And so the market sits, lovely, unchanging.
Merchants call out their wares, Fresh fish! Salmon! Shellfish! and Cheese, milk, churned butter!. There is a yeasty smell to the market, a tantalizing whiff of baking bread and life. So many people push around Thor, women jostling to find the best deals, children laughing and chasing their dogs’ tails while the men chase tails of a different kind.
There is a charm, to be sure.
But while Thor might have lazed away the long days of summer here as a youth, he has a far different purpose now. And the crush of people serves him well—no one can easily track one man in a crowd. The noise keeps words from falling into unwelcome ears.
Thor winds his way to a certain stall, wary of making a beeline. Instead, he buys some spices from one vendor and fruit from another. A lovely pair of gloves. Pays a coin to have his shoes shined. Only well long after he first came to the market does Thor stop at Loki’s stall.
Fishhooks and short, sharp knives are scattered across the display. A tangle of net is in his hands, and those long fingers carefully pick away knots and weave the fabric into place. If he had been born in the city, like Thor, Loki might have made a wonderful pianist.
“Laufeyson,” Thor says, tipping his head. He lifts a fishhook and examines the needled point.
Loki grunts, setting aside his web of net. “You haven’t seen Hilde, have you?”
“Hilde?” Thor glances out at the crowd, recalling a cheerful and plump girl. “No. Why? Is she missing?”
“Unfortunately,” Loki replies, gloomy, “no.”
“Ah. Is her belly swollen with a little black haired bastard, then?”
Loki sniffs. The town has a fair few of the scamps around, and there’s more, no doubt, birthed to fine ladies who chanced a visit and lost their wits to a handsome smile and well-spun story.

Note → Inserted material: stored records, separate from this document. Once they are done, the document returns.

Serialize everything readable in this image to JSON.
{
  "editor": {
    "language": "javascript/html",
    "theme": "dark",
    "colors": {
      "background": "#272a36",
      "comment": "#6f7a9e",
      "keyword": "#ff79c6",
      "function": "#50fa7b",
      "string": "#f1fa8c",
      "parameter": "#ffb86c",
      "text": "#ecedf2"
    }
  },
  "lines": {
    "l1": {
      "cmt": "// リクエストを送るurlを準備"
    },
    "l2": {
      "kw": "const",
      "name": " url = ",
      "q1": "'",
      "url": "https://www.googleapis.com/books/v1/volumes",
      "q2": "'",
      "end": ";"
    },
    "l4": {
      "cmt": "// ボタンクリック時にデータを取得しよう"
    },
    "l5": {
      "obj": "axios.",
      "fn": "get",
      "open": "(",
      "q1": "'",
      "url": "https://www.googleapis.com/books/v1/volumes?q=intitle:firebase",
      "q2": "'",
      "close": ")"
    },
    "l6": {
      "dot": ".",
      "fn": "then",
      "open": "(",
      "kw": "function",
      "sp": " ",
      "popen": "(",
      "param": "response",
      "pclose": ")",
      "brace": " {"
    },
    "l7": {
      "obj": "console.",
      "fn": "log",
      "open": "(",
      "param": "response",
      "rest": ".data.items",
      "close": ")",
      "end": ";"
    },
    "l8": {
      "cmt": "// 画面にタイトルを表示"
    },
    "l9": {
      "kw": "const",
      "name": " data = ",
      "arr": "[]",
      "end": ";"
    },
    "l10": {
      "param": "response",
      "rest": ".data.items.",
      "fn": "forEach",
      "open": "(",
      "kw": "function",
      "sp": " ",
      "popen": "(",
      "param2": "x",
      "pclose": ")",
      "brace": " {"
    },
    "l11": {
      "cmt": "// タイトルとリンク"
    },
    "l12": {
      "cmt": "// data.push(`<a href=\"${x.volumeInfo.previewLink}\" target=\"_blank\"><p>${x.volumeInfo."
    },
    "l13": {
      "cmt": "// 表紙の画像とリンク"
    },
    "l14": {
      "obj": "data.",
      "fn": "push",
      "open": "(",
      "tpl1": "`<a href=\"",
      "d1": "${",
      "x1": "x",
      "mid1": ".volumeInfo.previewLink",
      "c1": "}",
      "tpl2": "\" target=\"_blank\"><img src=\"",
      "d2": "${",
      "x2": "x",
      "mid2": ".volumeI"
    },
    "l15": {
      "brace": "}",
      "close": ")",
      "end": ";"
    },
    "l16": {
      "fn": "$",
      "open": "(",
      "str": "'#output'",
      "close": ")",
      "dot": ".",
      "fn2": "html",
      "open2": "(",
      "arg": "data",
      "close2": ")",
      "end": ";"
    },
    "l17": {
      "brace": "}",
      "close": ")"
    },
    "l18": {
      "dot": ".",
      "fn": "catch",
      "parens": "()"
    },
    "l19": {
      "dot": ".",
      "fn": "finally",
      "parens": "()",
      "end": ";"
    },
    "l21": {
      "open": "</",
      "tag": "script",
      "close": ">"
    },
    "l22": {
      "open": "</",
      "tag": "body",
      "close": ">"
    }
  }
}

Thor cannot honestly say he has not fallen victim, either.